#### TRY IT
Return the listing exactly as it appears, but strip out the images.

#### WORKING DATA

######

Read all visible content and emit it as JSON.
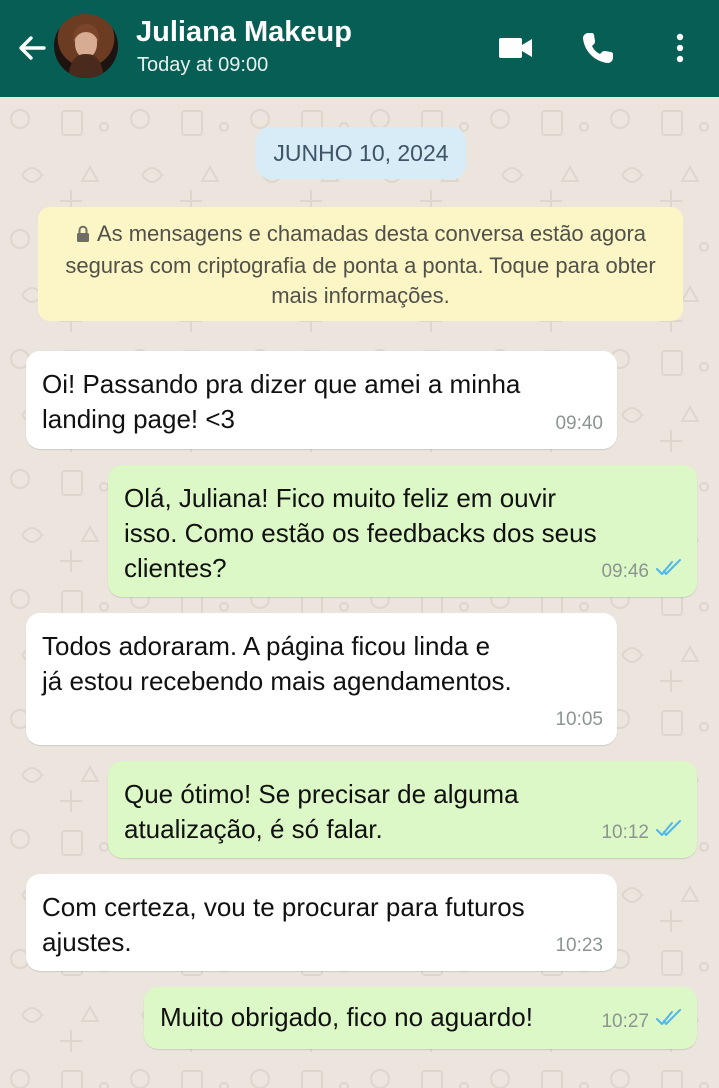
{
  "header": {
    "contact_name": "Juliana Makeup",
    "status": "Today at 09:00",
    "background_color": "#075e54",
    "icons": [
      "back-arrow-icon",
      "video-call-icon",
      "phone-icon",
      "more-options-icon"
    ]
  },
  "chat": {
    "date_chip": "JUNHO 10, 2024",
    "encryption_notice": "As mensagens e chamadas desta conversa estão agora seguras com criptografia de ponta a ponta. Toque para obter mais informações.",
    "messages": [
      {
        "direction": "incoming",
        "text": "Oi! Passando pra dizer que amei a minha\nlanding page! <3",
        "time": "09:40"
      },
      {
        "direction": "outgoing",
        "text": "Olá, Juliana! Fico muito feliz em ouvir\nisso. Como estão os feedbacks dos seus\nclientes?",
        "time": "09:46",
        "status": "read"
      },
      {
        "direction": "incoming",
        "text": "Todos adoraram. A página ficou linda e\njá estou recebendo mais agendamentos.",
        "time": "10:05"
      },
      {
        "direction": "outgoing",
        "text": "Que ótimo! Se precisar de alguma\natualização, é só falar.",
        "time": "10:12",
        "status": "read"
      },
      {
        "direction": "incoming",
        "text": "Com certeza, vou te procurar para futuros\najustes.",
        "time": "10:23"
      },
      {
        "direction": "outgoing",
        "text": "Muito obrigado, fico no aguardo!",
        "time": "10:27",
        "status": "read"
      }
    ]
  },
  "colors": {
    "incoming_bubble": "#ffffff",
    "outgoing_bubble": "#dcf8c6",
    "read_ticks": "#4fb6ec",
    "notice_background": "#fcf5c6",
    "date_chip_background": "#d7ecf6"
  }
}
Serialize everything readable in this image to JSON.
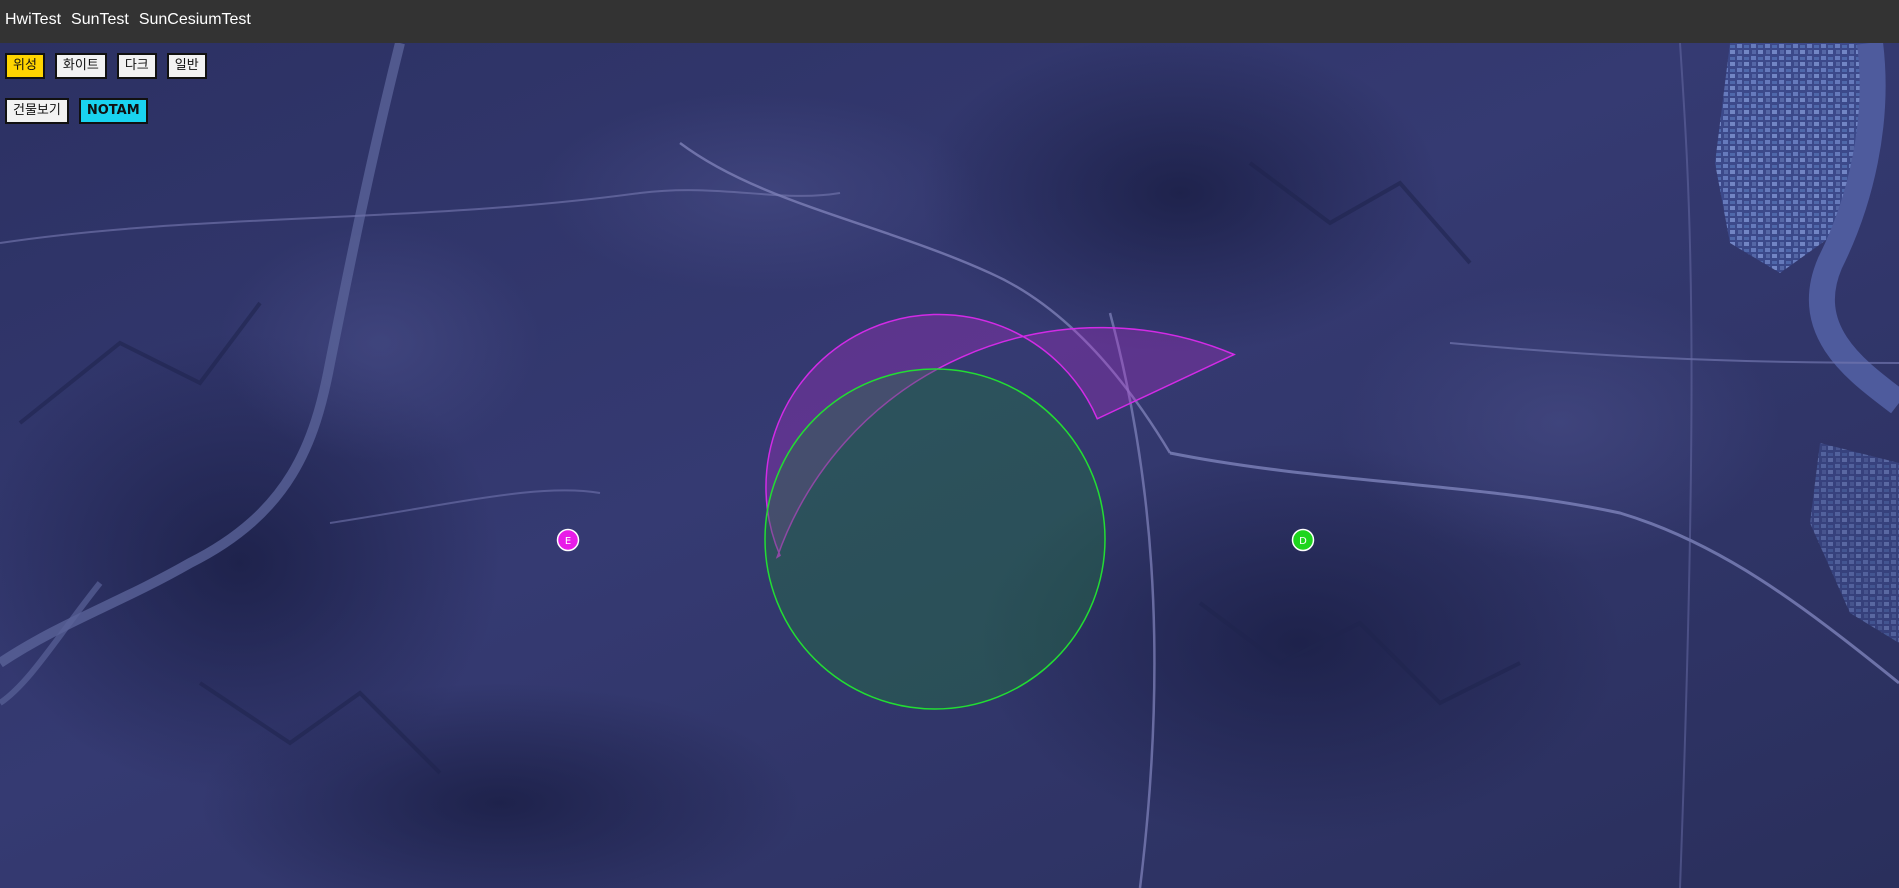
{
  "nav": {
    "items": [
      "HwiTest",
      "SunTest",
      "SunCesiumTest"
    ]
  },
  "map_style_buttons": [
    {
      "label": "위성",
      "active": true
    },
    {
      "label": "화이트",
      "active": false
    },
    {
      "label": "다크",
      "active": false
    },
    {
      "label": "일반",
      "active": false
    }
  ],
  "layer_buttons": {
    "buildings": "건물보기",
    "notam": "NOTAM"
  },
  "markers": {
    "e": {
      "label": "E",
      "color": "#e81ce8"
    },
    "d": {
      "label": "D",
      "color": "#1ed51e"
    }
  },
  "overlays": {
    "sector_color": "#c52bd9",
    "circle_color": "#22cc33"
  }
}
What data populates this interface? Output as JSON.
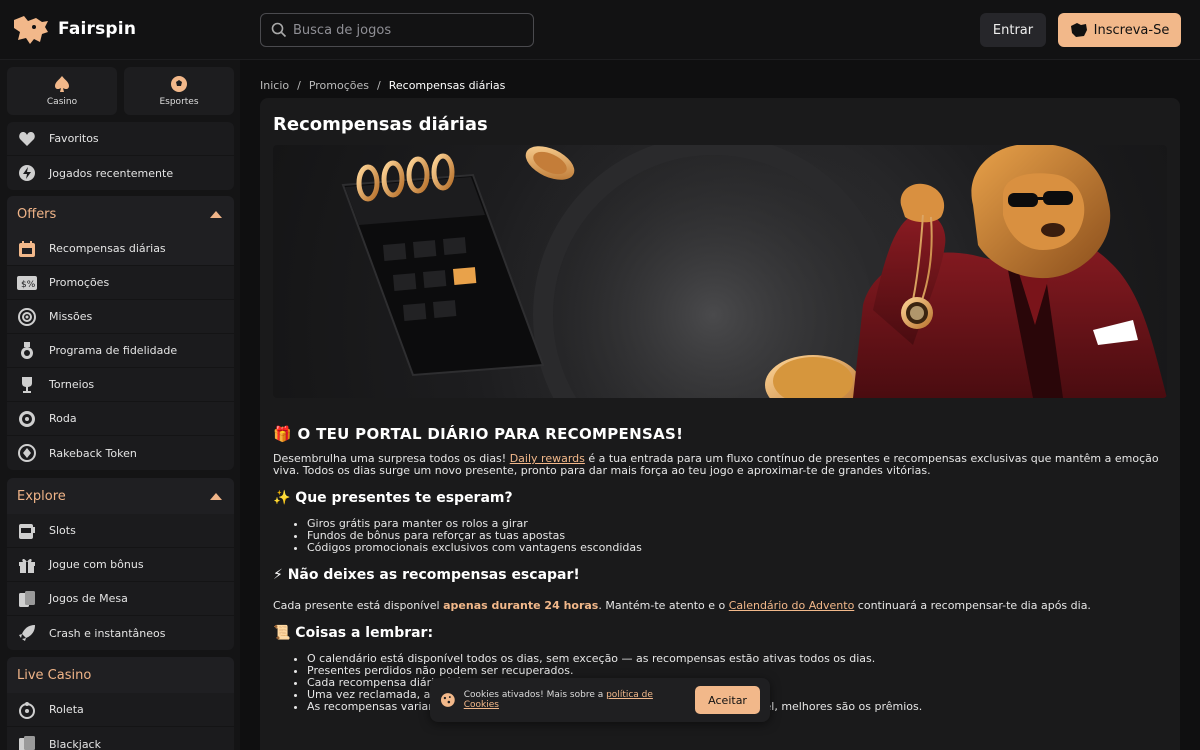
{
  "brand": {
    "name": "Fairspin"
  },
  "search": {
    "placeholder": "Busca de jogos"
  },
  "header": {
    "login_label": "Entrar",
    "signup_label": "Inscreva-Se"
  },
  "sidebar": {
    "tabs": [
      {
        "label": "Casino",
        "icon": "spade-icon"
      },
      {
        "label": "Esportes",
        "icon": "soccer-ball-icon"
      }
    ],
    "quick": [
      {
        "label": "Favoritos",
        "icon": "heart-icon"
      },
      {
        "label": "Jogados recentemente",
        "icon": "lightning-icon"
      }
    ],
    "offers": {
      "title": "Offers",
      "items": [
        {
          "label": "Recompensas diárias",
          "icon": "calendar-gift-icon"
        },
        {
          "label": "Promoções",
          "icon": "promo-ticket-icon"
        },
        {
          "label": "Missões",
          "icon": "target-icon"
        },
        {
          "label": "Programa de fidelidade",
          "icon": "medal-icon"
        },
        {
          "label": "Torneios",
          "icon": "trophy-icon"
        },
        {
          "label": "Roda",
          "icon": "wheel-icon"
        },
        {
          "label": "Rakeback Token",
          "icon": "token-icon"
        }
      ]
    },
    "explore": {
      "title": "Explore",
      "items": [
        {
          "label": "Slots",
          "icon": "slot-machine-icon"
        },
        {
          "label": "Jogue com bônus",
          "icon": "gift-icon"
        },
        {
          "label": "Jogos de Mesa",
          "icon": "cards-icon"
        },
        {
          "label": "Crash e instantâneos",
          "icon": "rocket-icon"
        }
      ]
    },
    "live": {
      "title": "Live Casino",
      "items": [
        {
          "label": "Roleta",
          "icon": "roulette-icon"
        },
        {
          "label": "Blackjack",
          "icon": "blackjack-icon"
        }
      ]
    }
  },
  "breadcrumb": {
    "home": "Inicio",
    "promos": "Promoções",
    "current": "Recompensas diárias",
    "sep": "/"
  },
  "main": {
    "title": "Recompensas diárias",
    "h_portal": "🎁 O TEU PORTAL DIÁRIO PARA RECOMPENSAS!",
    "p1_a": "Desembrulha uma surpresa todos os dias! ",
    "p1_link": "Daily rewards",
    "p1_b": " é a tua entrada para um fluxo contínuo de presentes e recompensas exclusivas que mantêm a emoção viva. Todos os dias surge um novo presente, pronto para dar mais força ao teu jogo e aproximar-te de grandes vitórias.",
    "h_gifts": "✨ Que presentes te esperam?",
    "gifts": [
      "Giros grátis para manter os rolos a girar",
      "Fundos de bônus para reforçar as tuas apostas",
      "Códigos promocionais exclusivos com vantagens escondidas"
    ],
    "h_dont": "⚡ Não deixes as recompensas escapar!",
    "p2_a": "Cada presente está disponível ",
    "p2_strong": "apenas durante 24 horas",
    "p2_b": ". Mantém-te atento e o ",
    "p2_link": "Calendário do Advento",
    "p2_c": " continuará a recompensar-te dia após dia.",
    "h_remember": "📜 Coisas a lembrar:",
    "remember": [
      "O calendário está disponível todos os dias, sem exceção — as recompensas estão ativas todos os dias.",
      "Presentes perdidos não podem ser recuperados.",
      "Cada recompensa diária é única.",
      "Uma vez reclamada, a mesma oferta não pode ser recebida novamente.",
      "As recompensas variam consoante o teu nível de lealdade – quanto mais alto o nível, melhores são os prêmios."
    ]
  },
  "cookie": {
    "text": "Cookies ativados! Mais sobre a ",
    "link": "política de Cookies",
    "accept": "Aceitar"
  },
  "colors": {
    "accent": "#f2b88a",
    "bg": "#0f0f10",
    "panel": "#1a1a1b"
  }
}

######

#### PROBLEM SOLUTION
Read all visible content and emit it as JSON.
{
  "header": {
    "contact_name": "Juliana Makeup",
    "status": "Today at 09:00",
    "background_color": "#075e54",
    "icons": [
      "back-arrow-icon",
      "video-call-icon",
      "phone-icon",
      "more-options-icon"
    ]
  },
  "chat": {
    "date_chip": "JUNHO 10, 2024",
    "encryption_notice": "As mensagens e chamadas desta conversa estão agora seguras com criptografia de ponta a ponta. Toque para obter mais informações.",
    "messages": [
      {
        "direction": "incoming",
        "text": "Oi! Passando pra dizer que amei a minha\nlanding page! <3",
        "time": "09:40"
      },
      {
        "direction": "outgoing",
        "text": "Olá, Juliana! Fico muito feliz em ouvir\nisso. Como estão os feedbacks dos seus\nclientes?",
        "time": "09:46",
        "status": "read"
      },
      {
        "direction": "incoming",
        "text": "Todos adoraram. A página ficou linda e\njá estou recebendo mais agendamentos.",
        "time": "10:05"
      },
      {
        "direction": "outgoing",
        "text": "Que ótimo! Se precisar de alguma\natualização, é só falar.",
        "time": "10:12",
        "status": "read"
      },
      {
        "direction": "incoming",
        "text": "Com certeza, vou te procurar para futuros\najustes.",
        "time": "10:23"
      },
      {
        "direction": "outgoing",
        "text": "Muito obrigado, fico no aguardo!",
        "time": "10:27",
        "status": "read"
      }
    ]
  },
  "colors": {
    "incoming_bubble": "#ffffff",
    "outgoing_bubble": "#dcf8c6",
    "read_ticks": "#4fb6ec",
    "notice_background": "#fcf5c6",
    "date_chip_background": "#d7ecf6"
  }
}
Serialize everything readable in this image to JSON.
{
  "nav": {
    "items": [
      "HwiTest",
      "SunTest",
      "SunCesiumTest"
    ]
  },
  "map_style_buttons": [
    {
      "label": "위성",
      "active": true
    },
    {
      "label": "화이트",
      "active": false
    },
    {
      "label": "다크",
      "active": false
    },
    {
      "label": "일반",
      "active": false
    }
  ],
  "layer_buttons": {
    "buildings": "건물보기",
    "notam": "NOTAM"
  },
  "markers": {
    "e": {
      "label": "E",
      "color": "#e81ce8"
    },
    "d": {
      "label": "D",
      "color": "#1ed51e"
    }
  },
  "overlays": {
    "sector_color": "#c52bd9",
    "circle_color": "#22cc33"
  }
}
What data populates this interface? Output as JSON.
{
  "brand": {
    "name": "Fairspin"
  },
  "search": {
    "placeholder": "Busca de jogos"
  },
  "header": {
    "login_label": "Entrar",
    "signup_label": "Inscreva-Se"
  },
  "sidebar": {
    "tabs": [
      {
        "label": "Casino",
        "icon": "spade-icon"
      },
      {
        "label": "Esportes",
        "icon": "soccer-ball-icon"
      }
    ],
    "quick": [
      {
        "label": "Favoritos",
        "icon": "heart-icon"
      },
      {
        "label": "Jogados recentemente",
        "icon": "lightning-icon"
      }
    ],
    "offers": {
      "title": "Offers",
      "items": [
        {
          "label": "Recompensas diárias",
          "icon": "calendar-gift-icon"
        },
        {
          "label": "Promoções",
          "icon": "promo-ticket-icon"
        },
        {
          "label": "Missões",
          "icon": "target-icon"
        },
        {
          "label": "Programa de fidelidade",
          "icon": "medal-icon"
        },
        {
          "label": "Torneios",
          "icon": "trophy-icon"
        },
        {
          "label": "Roda",
          "icon": "wheel-icon"
        },
        {
          "label": "Rakeback Token",
          "icon": "token-icon"
        }
      ]
    },
    "explore": {
      "title": "Explore",
      "items": [
        {
          "label": "Slots",
          "icon": "slot-machine-icon"
        },
        {
          "label": "Jogue com bônus",
          "icon": "gift-icon"
        },
        {
          "label": "Jogos de Mesa",
          "icon": "cards-icon"
        },
        {
          "label": "Crash e instantâneos",
          "icon": "rocket-icon"
        }
      ]
    },
    "live": {
      "title": "Live Casino",
      "items": [
        {
          "label": "Roleta",
          "icon": "roulette-icon"
        },
        {
          "label": "Blackjack",
          "icon": "blackjack-icon"
        }
      ]
    }
  },
  "breadcrumb": {
    "home": "Inicio",
    "promos": "Promoções",
    "current": "Recompensas diárias",
    "sep": "/"
  },
  "main": {
    "title": "Recompensas diárias",
    "h_portal": "🎁 O TEU PORTAL DIÁRIO PARA RECOMPENSAS!",
    "p1_a": "Desembrulha uma surpresa todos os dias! ",
    "p1_link": "Daily rewards",
    "p1_b": " é a tua entrada para um fluxo contínuo de presentes e recompensas exclusivas que mantêm a emoção viva. Todos os dias surge um novo presente, pronto para dar mais força ao teu jogo e aproximar-te de grandes vitórias.",
    "h_gifts": "✨ Que presentes te esperam?",
    "gifts": [
      "Giros grátis para manter os rolos a girar",
      "Fundos de bônus para reforçar as tuas apostas",
      "Códigos promocionais exclusivos com vantagens escondidas"
    ],
    "h_dont": "⚡ Não deixes as recompensas escapar!",
    "p2_a": "Cada presente está disponível ",
    "p2_strong": "apenas durante 24 horas",
    "p2_b": ". Mantém-te atento e o ",
    "p2_link": "Calendário do Advento",
    "p2_c": " continuará a recompensar-te dia após dia.",
    "h_remember": "📜 Coisas a lembrar:",
    "remember": [
      "O calendário está disponível todos os dias, sem exceção — as recompensas estão ativas todos os dias.",
      "Presentes perdidos não podem ser recuperados.",
      "Cada recompensa diária é única.",
      "Uma vez reclamada, a mesma oferta não pode ser recebida novamente.",
      "As recompensas variam consoante o teu nível de lealdade – quanto mais alto o nível, melhores são os prêmios."
    ]
  },
  "cookie": {
    "text": "Cookies ativados! Mais sobre a ",
    "link": "política de Cookies",
    "accept": "Aceitar"
  },
  "colors": {
    "accent": "#f2b88a",
    "bg": "#0f0f10",
    "panel": "#1a1a1b"
  }
}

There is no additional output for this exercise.